◆ What the exercise asks:
Note the line where "Extract the structured" appears in the data below; write it out exactly, along with every line that comes after it to the end.

The records below:

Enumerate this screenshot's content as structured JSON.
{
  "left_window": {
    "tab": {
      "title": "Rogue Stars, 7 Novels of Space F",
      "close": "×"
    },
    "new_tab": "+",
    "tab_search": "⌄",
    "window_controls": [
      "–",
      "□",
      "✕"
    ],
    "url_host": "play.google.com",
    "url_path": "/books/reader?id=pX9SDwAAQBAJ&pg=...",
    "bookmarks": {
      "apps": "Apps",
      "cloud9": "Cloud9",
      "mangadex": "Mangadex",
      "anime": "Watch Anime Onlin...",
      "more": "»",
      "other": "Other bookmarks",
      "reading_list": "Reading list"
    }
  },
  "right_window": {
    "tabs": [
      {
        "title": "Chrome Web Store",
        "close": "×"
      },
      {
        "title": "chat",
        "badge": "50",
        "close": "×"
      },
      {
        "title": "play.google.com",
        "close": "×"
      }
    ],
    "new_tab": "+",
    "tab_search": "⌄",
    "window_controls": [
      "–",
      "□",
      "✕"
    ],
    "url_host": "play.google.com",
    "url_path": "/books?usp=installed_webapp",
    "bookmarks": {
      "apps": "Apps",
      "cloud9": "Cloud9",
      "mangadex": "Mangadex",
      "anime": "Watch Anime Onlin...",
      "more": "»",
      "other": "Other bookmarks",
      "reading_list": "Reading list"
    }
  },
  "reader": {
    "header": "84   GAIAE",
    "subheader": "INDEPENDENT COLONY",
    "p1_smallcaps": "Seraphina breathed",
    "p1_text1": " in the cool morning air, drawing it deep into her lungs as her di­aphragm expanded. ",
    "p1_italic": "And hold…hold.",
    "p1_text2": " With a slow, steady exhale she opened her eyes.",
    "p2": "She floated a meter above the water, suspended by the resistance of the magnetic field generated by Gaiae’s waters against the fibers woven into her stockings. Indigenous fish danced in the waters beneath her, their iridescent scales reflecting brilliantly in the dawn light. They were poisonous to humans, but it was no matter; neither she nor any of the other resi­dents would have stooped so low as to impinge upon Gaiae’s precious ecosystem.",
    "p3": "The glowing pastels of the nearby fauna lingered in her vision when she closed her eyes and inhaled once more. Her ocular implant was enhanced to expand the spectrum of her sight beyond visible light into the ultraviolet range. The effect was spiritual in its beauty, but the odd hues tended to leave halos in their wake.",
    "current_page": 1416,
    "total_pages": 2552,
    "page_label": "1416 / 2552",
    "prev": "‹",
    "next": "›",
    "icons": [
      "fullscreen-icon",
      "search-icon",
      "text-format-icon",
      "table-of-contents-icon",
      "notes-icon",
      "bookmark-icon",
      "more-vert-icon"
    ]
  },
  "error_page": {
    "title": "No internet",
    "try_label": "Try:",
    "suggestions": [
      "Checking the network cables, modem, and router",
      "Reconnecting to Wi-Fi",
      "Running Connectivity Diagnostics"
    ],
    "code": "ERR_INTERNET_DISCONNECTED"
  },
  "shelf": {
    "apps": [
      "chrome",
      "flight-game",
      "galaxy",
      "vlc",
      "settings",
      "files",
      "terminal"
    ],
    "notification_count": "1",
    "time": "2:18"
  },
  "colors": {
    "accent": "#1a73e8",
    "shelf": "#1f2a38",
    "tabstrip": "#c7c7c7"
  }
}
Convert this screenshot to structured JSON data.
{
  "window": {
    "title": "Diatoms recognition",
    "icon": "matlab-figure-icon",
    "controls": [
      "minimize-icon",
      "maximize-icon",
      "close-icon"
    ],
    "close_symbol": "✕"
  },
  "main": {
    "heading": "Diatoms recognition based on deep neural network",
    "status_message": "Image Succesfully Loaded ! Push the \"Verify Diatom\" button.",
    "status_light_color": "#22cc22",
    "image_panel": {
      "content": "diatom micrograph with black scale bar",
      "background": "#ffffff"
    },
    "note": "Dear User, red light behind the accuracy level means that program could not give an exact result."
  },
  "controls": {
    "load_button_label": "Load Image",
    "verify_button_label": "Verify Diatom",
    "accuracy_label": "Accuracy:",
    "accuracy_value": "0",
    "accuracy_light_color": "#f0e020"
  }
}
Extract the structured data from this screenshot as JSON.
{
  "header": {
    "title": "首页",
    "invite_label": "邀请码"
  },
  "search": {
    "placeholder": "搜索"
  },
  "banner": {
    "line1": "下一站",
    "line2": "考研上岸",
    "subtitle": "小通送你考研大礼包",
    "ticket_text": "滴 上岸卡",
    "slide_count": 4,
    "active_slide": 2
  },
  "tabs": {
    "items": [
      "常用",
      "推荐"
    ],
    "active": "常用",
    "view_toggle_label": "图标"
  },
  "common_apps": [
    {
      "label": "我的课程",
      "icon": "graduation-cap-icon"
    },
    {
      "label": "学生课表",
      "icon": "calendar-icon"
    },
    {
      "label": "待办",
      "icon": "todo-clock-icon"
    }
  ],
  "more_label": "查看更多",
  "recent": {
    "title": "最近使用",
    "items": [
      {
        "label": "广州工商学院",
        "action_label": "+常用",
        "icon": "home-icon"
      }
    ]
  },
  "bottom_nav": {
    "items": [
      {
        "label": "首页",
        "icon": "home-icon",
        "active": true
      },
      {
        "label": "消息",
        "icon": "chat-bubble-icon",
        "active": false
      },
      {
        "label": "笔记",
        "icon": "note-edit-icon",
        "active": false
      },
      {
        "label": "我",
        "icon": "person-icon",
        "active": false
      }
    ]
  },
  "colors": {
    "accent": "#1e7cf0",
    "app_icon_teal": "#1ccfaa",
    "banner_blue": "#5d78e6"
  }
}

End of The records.

◆ Exercise output:
Extract the structured data from this screenshot as JSON.
{
  "header": {
    "title": "首页",
    "invite_label": "邀请码"
  },
  "search": {
    "placeholder": "搜索"
  },
  "banner": {
    "line1": "下一站",
    "line2": "考研上岸",
    "subtitle": "小通送你考研大礼包",
    "ticket_text": "滴 上岸卡",
    "slide_count": 4,
    "active_slide": 2
  },
  "tabs": {
    "items": [
      "常用",
      "推荐"
    ],
    "active": "常用",
    "view_toggle_label": "图标"
  },
  "common_apps": [
    {
      "label": "我的课程",
      "icon": "graduation-cap-icon"
    },
    {
      "label": "学生课表",
      "icon": "calendar-icon"
    },
    {
      "label": "待办",
      "icon": "todo-clock-icon"
    }
  ],
  "more_label": "查看更多",
  "recent": {
    "title": "最近使用",
    "items": [
      {
        "label": "广州工商学院",
        "action_label": "+常用",
        "icon": "home-icon"
      }
    ]
  },
  "bottom_nav": {
    "items": [
      {
        "label": "首页",
        "icon": "home-icon",
        "active": true
      },
      {
        "label": "消息",
        "icon": "chat-bubble-icon",
        "active": false
      },
      {
        "label": "笔记",
        "icon": "note-edit-icon",
        "active": false
      },
      {
        "label": "我",
        "icon": "person-icon",
        "active": false
      }
    ]
  },
  "colors": {
    "accent": "#1e7cf0",
    "app_icon_teal": "#1ccfaa",
    "banner_blue": "#5d78e6"
  }
}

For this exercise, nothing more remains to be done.